Do parents owe their children anything when they’re dying?

We want them to be themselves, to be authentic to who they were, to die as they lived. We also want them to teach us how to get ready to die, as they taught us how to be adults, get jobs, and raise families. We want to hear this last lesson that they have to give. Ultimately, how they die is their choice.

The hospice setting I envisioned for my parents was like what my friend Elaine experienced as she sat with quietly her husband Vic as he died. Family and friends formed a community around his bed. There were candles, soft music, and warm colors. Prayers were chanted and rituals gathered his life together as the sounds of world’s bustle grew dim.

I wanted my parents to feel surrounded by our presence until they passed, our hands steadying their hearts as their eyes closed the last time. And perhaps they did.


  1. Oh, Mark, this is so poignant and deeply moving. Thank you. Even though I sat with Vic in his last hours, I couldn't ask him how he was or how it felt to be leaving the body. It felt important to read sacred passages and poetry (or music in your case), but did it matter to him? I can't say for sure, although the room felt like a chapel in the last days. Other than one last deep look and hand squeeze for the son who made it to his dad's bedside just in time, Vic was quiet. Even then communication was wordless. Just like your dad and mom, he taught me and our sons how to die by the way he lived and in the practice of kindness which he took up when he received an incurable diagnosis. I believe your parents felt your presence as they passed, but I KNOW it mattered to you to be there. Maybe that last exhalation is the main teaching we need about dying.

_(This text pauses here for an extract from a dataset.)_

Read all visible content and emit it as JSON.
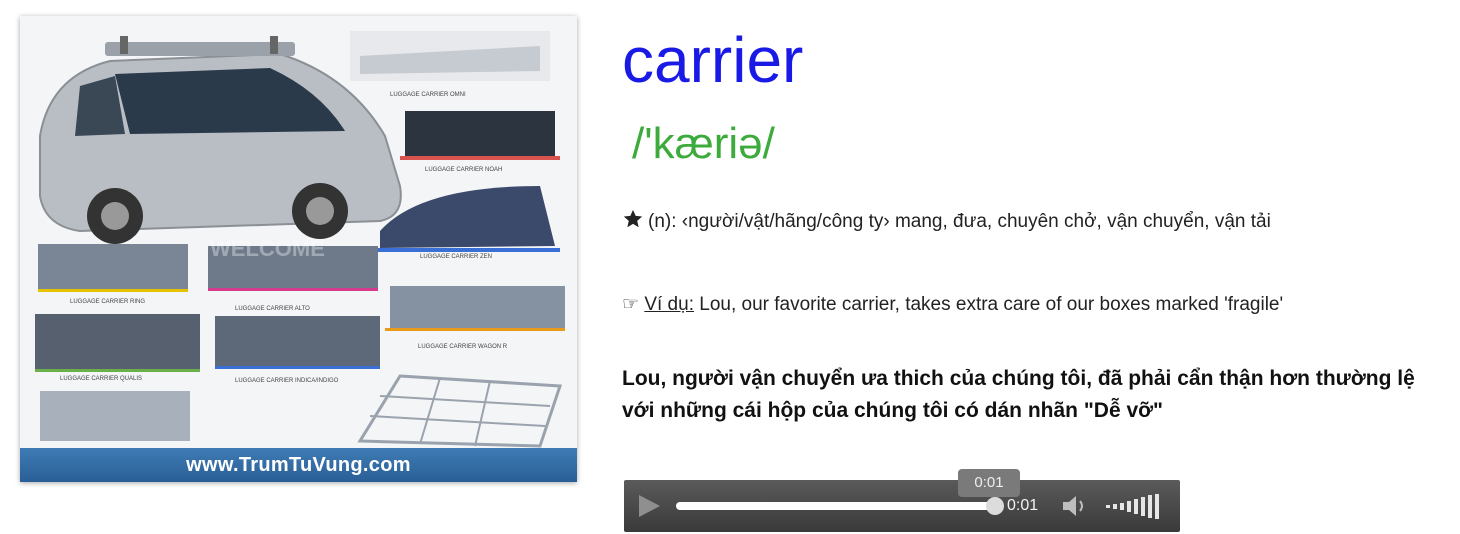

    1. The practice of kindness, even in death. A lesson of living, even in death. We share our love with those who are dying, even beyond death. Thank you, Elaine, for your inspiration.

  2. They felt your presence.They knew. And they still do.